Total Life Forever

(Sub Pop; 2010)

By David M. Goldstein | 17 July 2010

Foals’s early singles suggested a mathematically precise version of the Rapture with a British drill sergeant on vocals; songs like “Cassius” and “Balloons” being an advanced calculus-type of dance-punk that while rather impressive from a technical standpoint, were rendered somewhat annoying by the simplistic bark of frontman Yannis Philippakis. But they made waves (and won serious coolness points from this critic) by notably refusing to kiss Dave Sitek’s ring when they rejected his final mix of their debut album Antidotes (2008), and their chops were advanced enough to think that they might have some semblance of a future if they ever chose to apply them to full-fledged songs as opposed to shouted rhythm exercises.

The best hope for a future Foals direction seemed to lie in Antidotes‘ third single “Olympic Airwaves,” a song that was smoother and less frantic than those that preceded it, shot through with an atmospheric keyboard wash in addition to pinging harmonics that sounded like they were bouncing off a mirror. And in essence I just described Total Life Forever kick-off track “Blue Blood,” albeit with one crucial difference: somewhere between albums one and two, Philippakis learned to sing.

This development has greatly increased the enjoyment of his band, if only now because Foals’ songs are allowed to breathe. Philippakis still sounds distinctly British, employing that time-honored, sad boy croon not unlike that of Morrissey or Robert Smith, only less suicidal. The new-found emphasis on melody coincides with a conscious decision on the band’s part to play up their atmospheric side, with reverb-heavy washes of sound taking precedent over bludgeoning rhythms; songs like the six minute single “Spanish Sahara” and “Afterglow” shun instant gratification, instead gradually building to dizzying peaks and cacophony few thought this band capable of.

That said, the back and forth duels of the band’s eerily precise funk riffing remains, though they’re thankfully no longer dropping song titles like “Mathletics.” The guitars don’t so much rock out as bounce and refract like lasers on a glass surface, with a crispness that’s likely impossible to recreate outside of the studio.

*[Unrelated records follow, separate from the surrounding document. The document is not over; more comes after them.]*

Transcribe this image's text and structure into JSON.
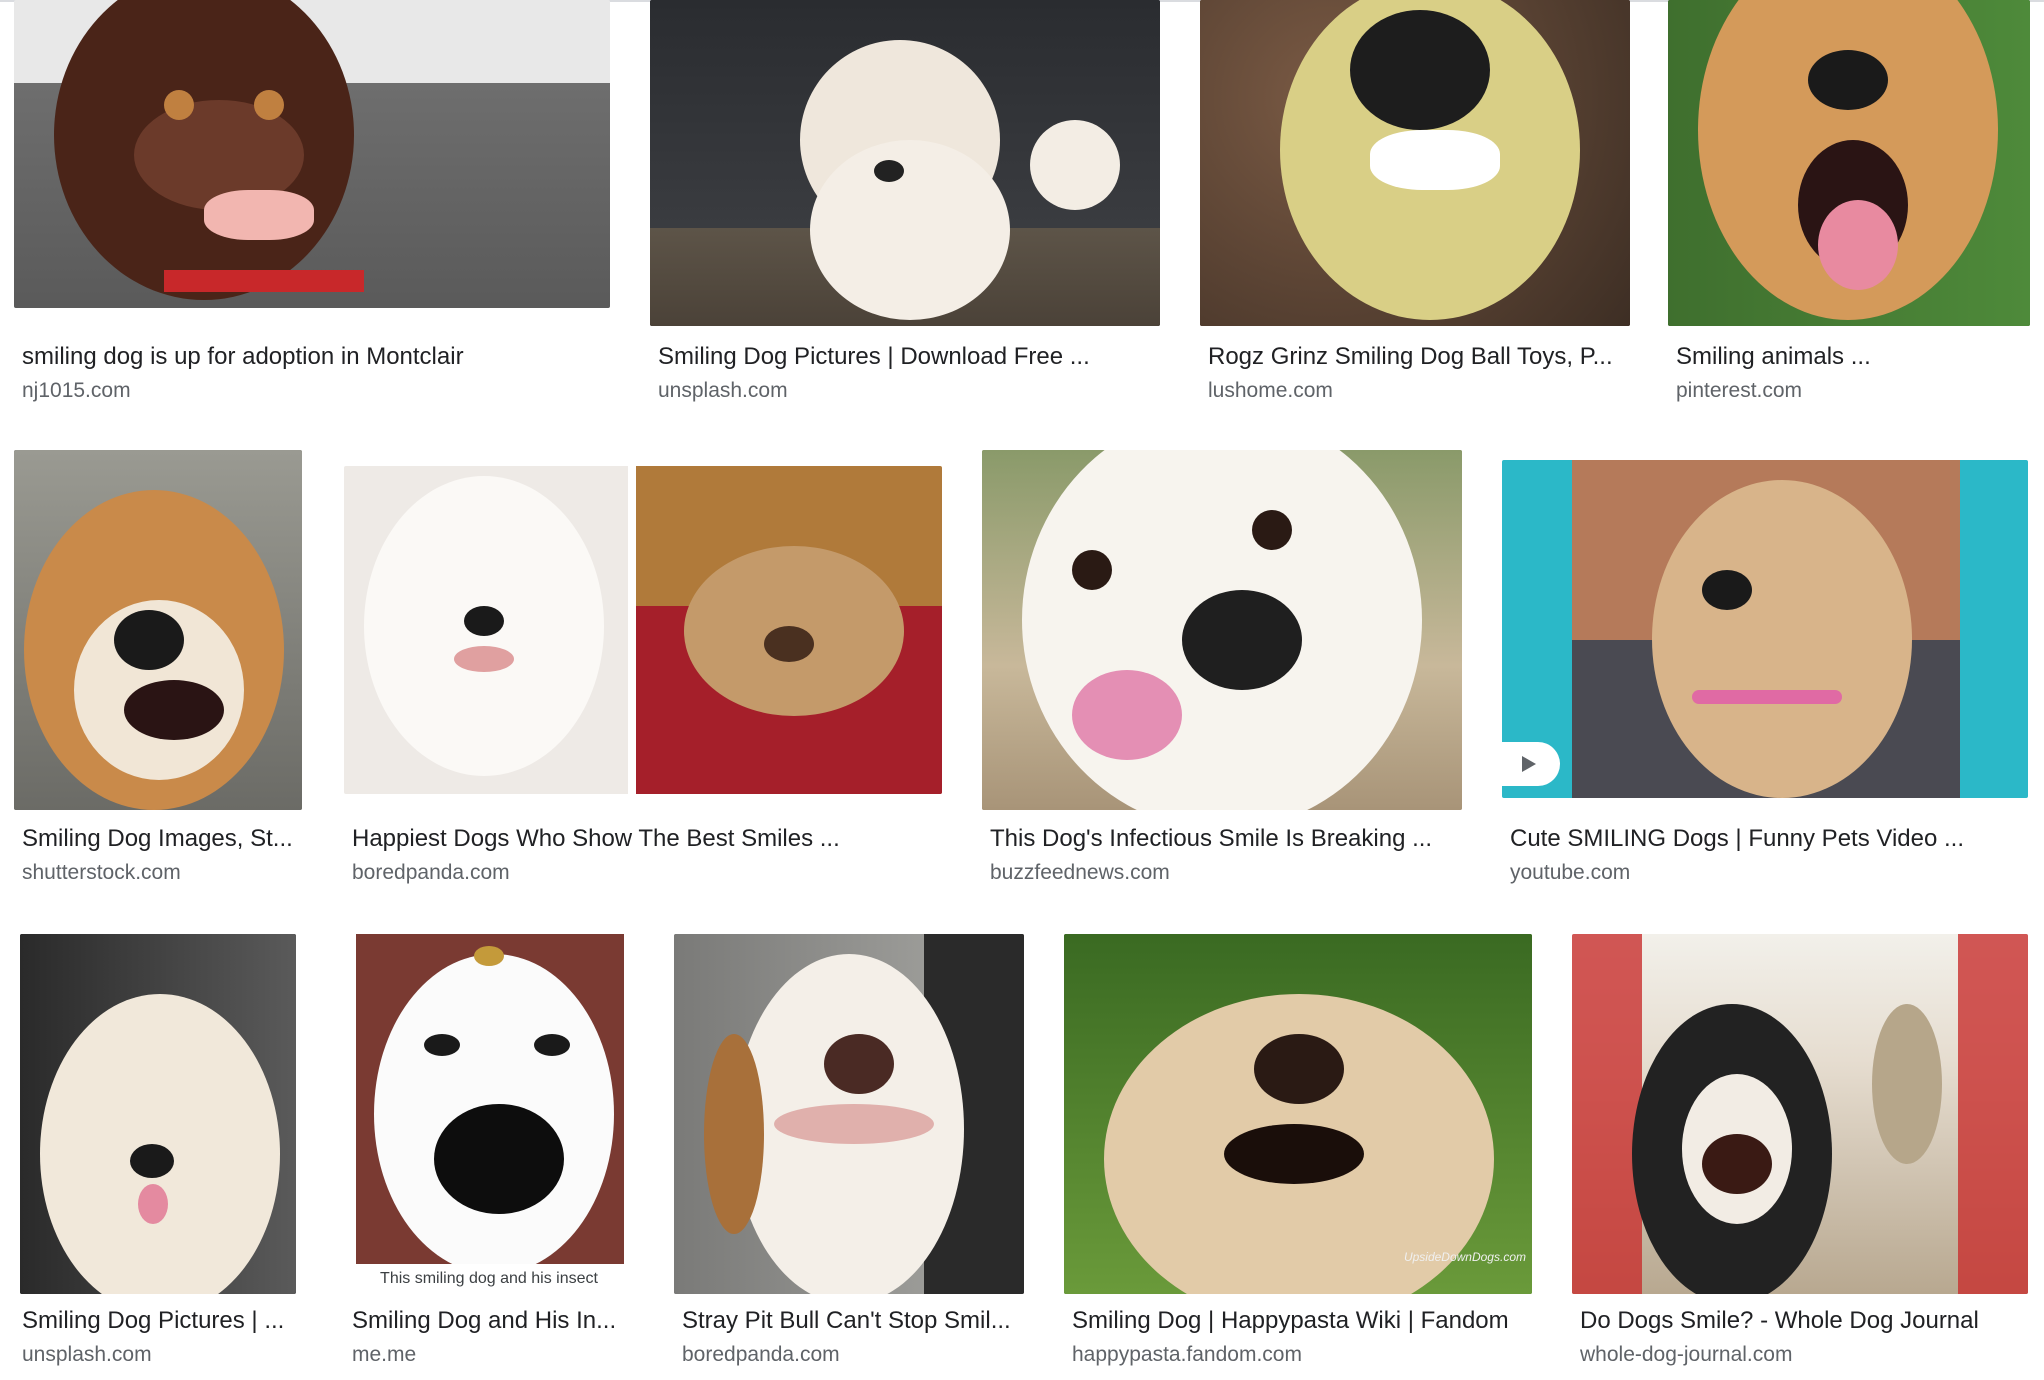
{
  "results": [
    {
      "title": "smiling dog is up for adoption in Montclair",
      "source": "nj1015.com",
      "icon": "brown-dog-image"
    },
    {
      "title": "Smiling Dog Pictures | Download Free ...",
      "source": "unsplash.com",
      "icon": "white-fluffy-dog-image"
    },
    {
      "title": "Rogz Grinz Smiling Dog Ball Toys, P...",
      "source": "lushome.com",
      "icon": "dog-with-teeth-toy-image"
    },
    {
      "title": "Smiling animals ...",
      "source": "pinterest.com",
      "icon": "shiba-dog-image"
    },
    {
      "title": "Smiling Dog Images, St...",
      "source": "shutterstock.com",
      "icon": "shepherd-dog-image"
    },
    {
      "title": "Happiest Dogs Who Show The Best Smiles ...",
      "source": "boredpanda.com",
      "icon": "samoyed-and-shar-pei-image"
    },
    {
      "title": "This Dog's Infectious Smile Is Breaking ...",
      "source": "buzzfeednews.com",
      "icon": "white-dog-flower-image"
    },
    {
      "title": "Cute SMILING Dogs | Funny Pets Video ...",
      "source": "youtube.com",
      "icon": "video-dog-image"
    },
    {
      "title": "Smiling Dog Pictures | ...",
      "source": "unsplash.com",
      "icon": "golden-retriever-image"
    },
    {
      "title": "Smiling Dog and His In...",
      "source": "me.me",
      "icon": "dog-with-insect-image",
      "caption": "This smiling dog and his insect"
    },
    {
      "title": "Stray Pit Bull Can't Stop Smil...",
      "source": "boredpanda.com",
      "icon": "pit-bull-image"
    },
    {
      "title": "Smiling Dog | Happypasta Wiki | Fandom",
      "source": "happypasta.fandom.com",
      "icon": "upside-down-dog-image",
      "watermark": "UpsideDownDogs.com"
    },
    {
      "title": "Do Dogs Smile? - Whole Dog Journal",
      "source": "whole-dog-journal.com",
      "icon": "dog-on-bridge-image"
    }
  ]
}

The stuttering funk under the title track’s fantastic chorus is so herky-jerk that it practically forfeits its appeal by being extremely difficult to dance to, unless your style of choice happens to be the Robot. Yet, despite Foals’ continued interest in angular riffing with its roots in math-rock (Philippakis and drummer Jack Bevan once played in defunct math rockers the Edmund Fitzgerald, the band has cited Don Caballero as a major influence), they no longer sound like a caffeinated DFA-signing. More accurate descriptions would include Gang of Four re-envisioned as shoegazers, or the one track on every Cure record (e.g. Wish‘s [1992] “Wendy Time,” Kiss Me, Kiss Me, Kiss Me‘s [1987] “Hot! Hot! Hot!”) where Smith attempts to get his swerve on. Not everything works, however—“Miami” is clumsy Duran Duran pastiche, and “This Orient” basically re-writes Bloc Party’s “Blue Light,” which still means it’s a better song than anything Bloc Party have released in the past five years.

If there’s one record that Total Life Forever immediately calls to mind, it’s fellow Britons the Horrors’ Primary Colours (2009). Not because the two records sound anything alike (they don’t), but both represent surprising, second album evolutionary leaps from bands that made necessary changes in the name of career longevity. With Total Life Forever, Foals have objectively identified the shortcomings (shouted vocals, claustrophobic song structures) of their first album, and erased them while keeping their trademark mathematical riffing intact. In doing so, they’ve left themselves numerous directions with which to pursue album number three, and I’m extremely curious to see how they call pull off this precision onstage.